Ill-formed question. There's some misunderstandings that result in wrong conclusions. Please read.
Entropy is a property of a system; remark this, remember this, do not forget this: entropy is related to a specific system; when assessing the entropy of a system, the entropies of its subsystems, neighbouring systems or the supra system are irrelevant.
Now, high entropy means high energy propagation (check the formulae!), a configuration that implies disorder in classical thermodynamical systems, but not in all systems. Some systems could get order after energy is propagated. For example, magnets will align in order in space, metronomes can synchronize at maximum entropy , or Benard cells might raise in a boiling fluid.
As you've seen, high entropy might produce order, which means new systems . Let's focus on a single Benard cell. At a large entropy of the container, a new system has been born! (the Benard cell). New systems usually born with low entropy. Now, forget the large entropy of the container and focus on the low entropy of the Benard cell. With time, this cell will increase its internal entropy and get dissipated. In the initial case, a system with a large entropy produces small systems with low entropy. In the second case, the cell, the larger the entropy, the lower the probability of persistence of the cell.
In the previous example, a system generated order with large entropy, and a second system generated disorder with large entropy.
Now, imagine a set of systems that produce order with large entropy. Examples of those are the molecules of a rock, or the cells of a living body. We can even generate artificial systems like those: a commercial organization is an example of a system that generates order when entropy grows (e.g. for some form of energy propagation, the organization tends to get more order and growth).
As you see, nothing new here. Only misunderstandings. High entropy does not mean disorder. It might imply order, and order implies the emergence of new systems with low entropy. A perspective absolutely coherent with normal biological life or just plain existence.

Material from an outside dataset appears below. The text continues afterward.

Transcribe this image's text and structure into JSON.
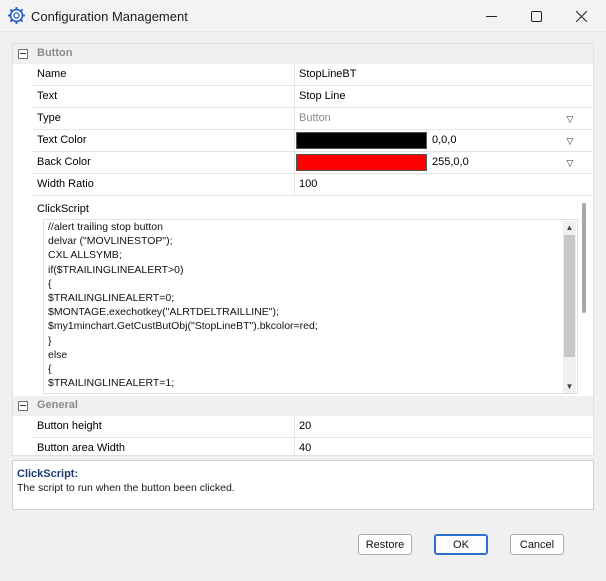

 Always consider that a system is a subjective perception, not a fact of nature which is independent of an observer.